ADVANCING INTERDISCIPLINARY ENGINEERING SOLUTIONS FOR CRITICAL INFRASTRUCTURE CHALLENGES

7min
pages 32-34

USACE Buffalo District Constructs Emerald Shiner Passage Structure

3min
page 35

National Roofing Program Inspects Army Reserve Facilities Following Hurricane Ian

5min
pages 36-38

Pittsburgh District Breaks Ground on First Step in Updating Aging Navigation System on Upper Ohio River

5min
pages 39-41

Building Momentum: Bipartisan Infrastructure Law

11min
pages 42-45

Corps of Engineers Builds Underwater Sill in Mississippi River to Slow Saltwater Intrusion During Low Water Conditions

5min
pages 46-47

Mississippi River Drought Affects Navigation

4min
pages 48-49

USACE Hosts Reciprocal Mekong River Commission Exchange Visit

5min
pages 50-51

USACE Project Receives National Academy of Construction Award

3min
page 54

USACE Team Fights Floods in New England

5min
pages 56-57
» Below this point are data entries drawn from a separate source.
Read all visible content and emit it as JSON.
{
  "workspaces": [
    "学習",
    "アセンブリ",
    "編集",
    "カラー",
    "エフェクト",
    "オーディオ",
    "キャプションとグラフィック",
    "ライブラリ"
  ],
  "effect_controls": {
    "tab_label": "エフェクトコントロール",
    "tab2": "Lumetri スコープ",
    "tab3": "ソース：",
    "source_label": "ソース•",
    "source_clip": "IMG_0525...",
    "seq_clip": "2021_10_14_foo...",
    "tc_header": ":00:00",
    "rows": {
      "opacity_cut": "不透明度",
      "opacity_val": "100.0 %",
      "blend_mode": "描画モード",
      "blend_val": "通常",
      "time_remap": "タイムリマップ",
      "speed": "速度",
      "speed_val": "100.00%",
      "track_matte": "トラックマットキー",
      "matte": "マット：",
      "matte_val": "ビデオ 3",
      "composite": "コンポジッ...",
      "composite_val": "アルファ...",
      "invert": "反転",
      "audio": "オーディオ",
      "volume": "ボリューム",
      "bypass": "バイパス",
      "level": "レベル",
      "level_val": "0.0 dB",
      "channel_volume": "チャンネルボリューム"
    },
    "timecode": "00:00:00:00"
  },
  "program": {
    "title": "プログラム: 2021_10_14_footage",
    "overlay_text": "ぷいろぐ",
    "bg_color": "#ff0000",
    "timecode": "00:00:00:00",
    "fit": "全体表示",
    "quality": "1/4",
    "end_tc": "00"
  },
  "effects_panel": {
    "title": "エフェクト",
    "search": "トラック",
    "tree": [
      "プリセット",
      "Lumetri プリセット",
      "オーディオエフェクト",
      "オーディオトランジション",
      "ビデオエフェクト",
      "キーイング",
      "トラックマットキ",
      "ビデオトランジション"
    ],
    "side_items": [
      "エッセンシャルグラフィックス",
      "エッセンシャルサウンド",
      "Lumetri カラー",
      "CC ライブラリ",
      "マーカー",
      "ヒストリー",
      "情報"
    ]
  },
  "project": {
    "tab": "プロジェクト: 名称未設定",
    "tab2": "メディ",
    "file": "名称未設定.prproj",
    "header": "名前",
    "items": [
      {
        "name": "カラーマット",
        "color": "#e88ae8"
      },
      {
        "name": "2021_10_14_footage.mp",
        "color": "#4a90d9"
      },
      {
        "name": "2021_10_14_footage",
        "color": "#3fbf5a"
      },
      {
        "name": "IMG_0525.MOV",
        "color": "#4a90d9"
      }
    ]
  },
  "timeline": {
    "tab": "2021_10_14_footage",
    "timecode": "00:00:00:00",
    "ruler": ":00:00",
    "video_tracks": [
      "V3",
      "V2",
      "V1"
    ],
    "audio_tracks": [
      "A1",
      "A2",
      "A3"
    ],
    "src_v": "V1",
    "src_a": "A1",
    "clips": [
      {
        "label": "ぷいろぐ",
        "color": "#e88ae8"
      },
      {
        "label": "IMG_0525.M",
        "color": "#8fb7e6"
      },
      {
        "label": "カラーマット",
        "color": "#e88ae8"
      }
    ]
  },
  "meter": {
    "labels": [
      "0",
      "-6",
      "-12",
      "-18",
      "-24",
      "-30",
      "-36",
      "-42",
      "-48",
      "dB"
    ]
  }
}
New Explosive Ordnance Disposal Technology Complex Aims to Save Lives

5min
pages 58-59

PRESERVING INFRASTRUCTURE DELIVERS SUSTAINABILITY

10min
pages 60-63

Omaha District Completes First Construction Project Under Tribal Partnership Program

6min
pages 64-67

From a Bogey to Birdies, From Fairway to Flyway – Golf Course Gets a Mulligan, Converts to Habitat

4min
pages 68-69

Military and International Operations: USACE’s Founding Mission

16min
pages 70-75

TECHFLOW’S PIONEERING INNOVATION SHAPES THE FUTURE OF EV CHARGING FOR THE U.S. MILITARY

6min
pages 76-77

America's Engineers: The People, Programs, and Projects of the U.S. Army Corps of Engineers

11min
pages 78-81

Army Engineers Finalizing the U.S. Military’s $10.7 Billion Relocation Effort in South Korea

5min
pages 82-83

Army Engineers Construct Half a Billion Dollars in Family Housing Towers on Camp Humphreys

5min
pages 84, 86-87

Charleston District Teams up With Other Agencies for Nonstructural Flood Risk Management Project

4min
pages 88-89

New Barricade to Provide Vital Security at Savannah River Site

3min
page 90

America's Engineers: The People, Programs, and Projects of the U.S. Army Corps of Engineers

4min
pages 93-94

Environmental Remediation: USACE Expertise in High Demand

14min
pages 94-99

RISING HERO OF RESILIENCY

5min
pages 100-101

USACE Lowers Isabella Dam Risk Rating, Lifts Operating Restrictions After Unveiling Dam Improvements

5min
pages 102-103

LA District Preps for Hurricane Hilary, Keeps Public Safe, Captures Water from Storm

7min
pages 104-105

Multiple Agencies Collaborate to Provide Homeless Individuals Shelter Before Tropical Storm

5min
pages 106-107

Forecast Informed Reservoir Operations

16min
pages 108-113

USACE Supports the Fort Cavazos Safety Day Event

4min
pages 114-115

USACE Relies on Strong Partnerships With Its Customers, and Large and Small Businesses, to Deliver Quality Engineering Solutions

4min
pages 116-117

SWF Hosts Emergency Management Public Law 84-99 Outreach Session

2min
page 118

America's Engineers: The People, Programs, and Projects of the U.S. Army Corps of Engineers

12min
pages 119-120, 122-123

Strong Partnerships a Catalyst for Innovation

8min
pages 123-124

USACE Offers Planning Support to Mission Partners Around the Globe

4min
page 125

Engineering in the Cloud

8min
pages 126-127

Software Wins Innovation Award for Predictive Flooding Capabilities Following Fires

8min
pages 128-130

CRIDA Gets French and Arabic Translations

2min
page 130

Logistics Activity Supports Typhoon Mawar Response

5min
pages 131-132

Logistics Support Team Members Participate in Emergency Response Training

6min
pages 133-134

USACE Researchers Looking for Solutions to Great Lakes Water Quality Issues

5min
pages 135-136

ERDC Assists the New England District in the Management of Hydrilla

4min
pages 137-138

249th Engineer Battalion Powers Through Multiple Recovery Efforts

5min
pages 139-140
Issuu converts static files into: digital portfolios, online yearbooks, online catalogs, digital photo albums and more. Sign up and create your flipbook.